#### Your instructions
Write out exactly every line from the one containing "Serialize everything readable" through the final line of the material below, both included. Pictures are to be skipped.

#### Extracted data
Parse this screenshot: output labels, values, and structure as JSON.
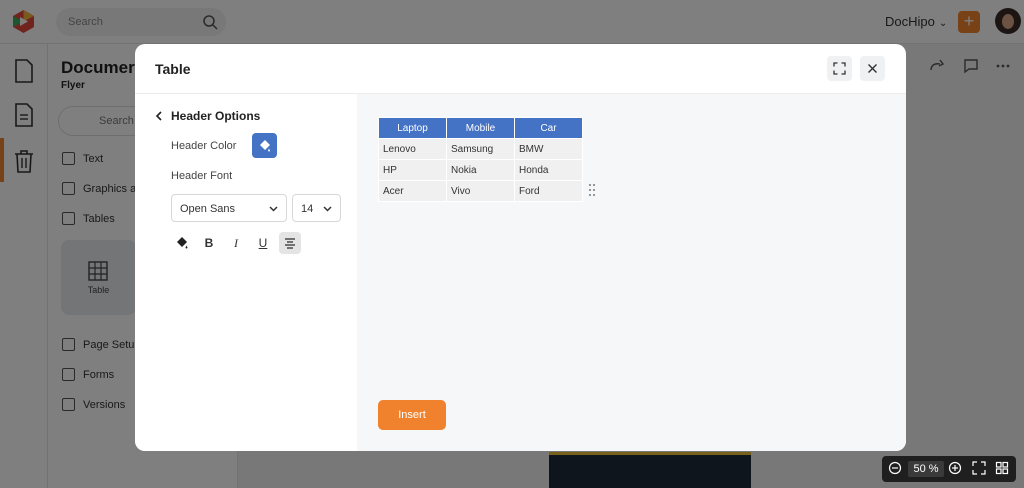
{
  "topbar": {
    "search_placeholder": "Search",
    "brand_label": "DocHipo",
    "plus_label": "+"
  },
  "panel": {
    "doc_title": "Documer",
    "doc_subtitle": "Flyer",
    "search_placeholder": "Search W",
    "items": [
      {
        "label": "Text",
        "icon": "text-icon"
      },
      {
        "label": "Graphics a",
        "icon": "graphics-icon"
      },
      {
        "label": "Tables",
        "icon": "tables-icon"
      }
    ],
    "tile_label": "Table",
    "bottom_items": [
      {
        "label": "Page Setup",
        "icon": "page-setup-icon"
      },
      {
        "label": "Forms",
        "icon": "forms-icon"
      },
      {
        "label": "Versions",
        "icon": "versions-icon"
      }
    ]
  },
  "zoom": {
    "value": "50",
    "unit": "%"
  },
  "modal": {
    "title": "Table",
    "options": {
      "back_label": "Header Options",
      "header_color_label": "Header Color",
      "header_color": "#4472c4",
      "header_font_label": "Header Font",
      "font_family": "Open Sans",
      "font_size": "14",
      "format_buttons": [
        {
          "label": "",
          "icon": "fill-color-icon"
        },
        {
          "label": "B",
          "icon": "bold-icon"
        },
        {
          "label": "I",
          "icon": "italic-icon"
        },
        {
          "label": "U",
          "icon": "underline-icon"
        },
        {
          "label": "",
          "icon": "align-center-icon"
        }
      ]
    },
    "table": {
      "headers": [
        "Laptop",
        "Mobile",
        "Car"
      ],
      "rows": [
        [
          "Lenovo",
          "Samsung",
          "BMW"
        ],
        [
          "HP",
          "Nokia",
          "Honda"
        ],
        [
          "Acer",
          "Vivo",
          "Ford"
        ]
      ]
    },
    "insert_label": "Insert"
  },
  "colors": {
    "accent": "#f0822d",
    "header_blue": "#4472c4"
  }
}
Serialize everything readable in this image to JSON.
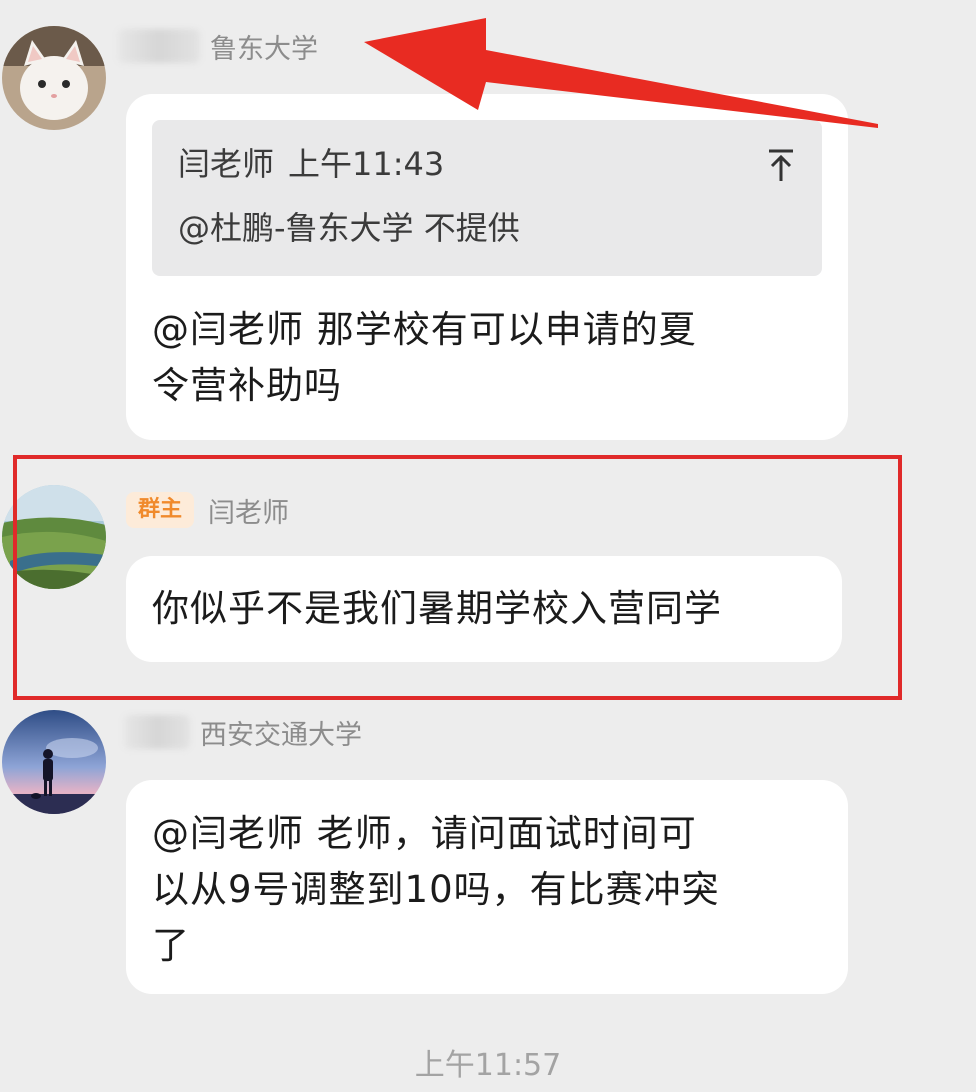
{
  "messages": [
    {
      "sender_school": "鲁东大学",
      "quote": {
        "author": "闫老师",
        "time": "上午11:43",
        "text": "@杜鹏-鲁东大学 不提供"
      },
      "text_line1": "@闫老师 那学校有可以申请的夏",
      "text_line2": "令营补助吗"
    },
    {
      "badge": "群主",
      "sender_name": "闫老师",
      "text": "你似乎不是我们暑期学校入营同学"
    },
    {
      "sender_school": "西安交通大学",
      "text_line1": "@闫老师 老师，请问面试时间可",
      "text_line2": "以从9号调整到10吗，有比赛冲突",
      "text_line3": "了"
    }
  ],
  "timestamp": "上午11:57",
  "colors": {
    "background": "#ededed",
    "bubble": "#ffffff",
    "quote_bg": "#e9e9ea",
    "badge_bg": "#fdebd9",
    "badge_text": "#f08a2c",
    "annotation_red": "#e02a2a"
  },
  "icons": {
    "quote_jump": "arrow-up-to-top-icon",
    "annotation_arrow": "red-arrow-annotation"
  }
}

#### Solved exercise
Serialize everything readable in this image to JSON.
{
  "messages": [
    {
      "sender_school": "鲁东大学",
      "quote": {
        "author": "闫老师",
        "time": "上午11:43",
        "text": "@杜鹏-鲁东大学 不提供"
      },
      "text_line1": "@闫老师 那学校有可以申请的夏",
      "text_line2": "令营补助吗"
    },
    {
      "badge": "群主",
      "sender_name": "闫老师",
      "text": "你似乎不是我们暑期学校入营同学"
    },
    {
      "sender_school": "西安交通大学",
      "text_line1": "@闫老师 老师，请问面试时间可",
      "text_line2": "以从9号调整到10吗，有比赛冲突",
      "text_line3": "了"
    }
  ],
  "timestamp": "上午11:57",
  "colors": {
    "background": "#ededed",
    "bubble": "#ffffff",
    "quote_bg": "#e9e9ea",
    "badge_bg": "#fdebd9",
    "badge_text": "#f08a2c",
    "annotation_red": "#e02a2a"
  },
  "icons": {
    "quote_jump": "arrow-up-to-top-icon",
    "annotation_arrow": "red-arrow-annotation"
  }
}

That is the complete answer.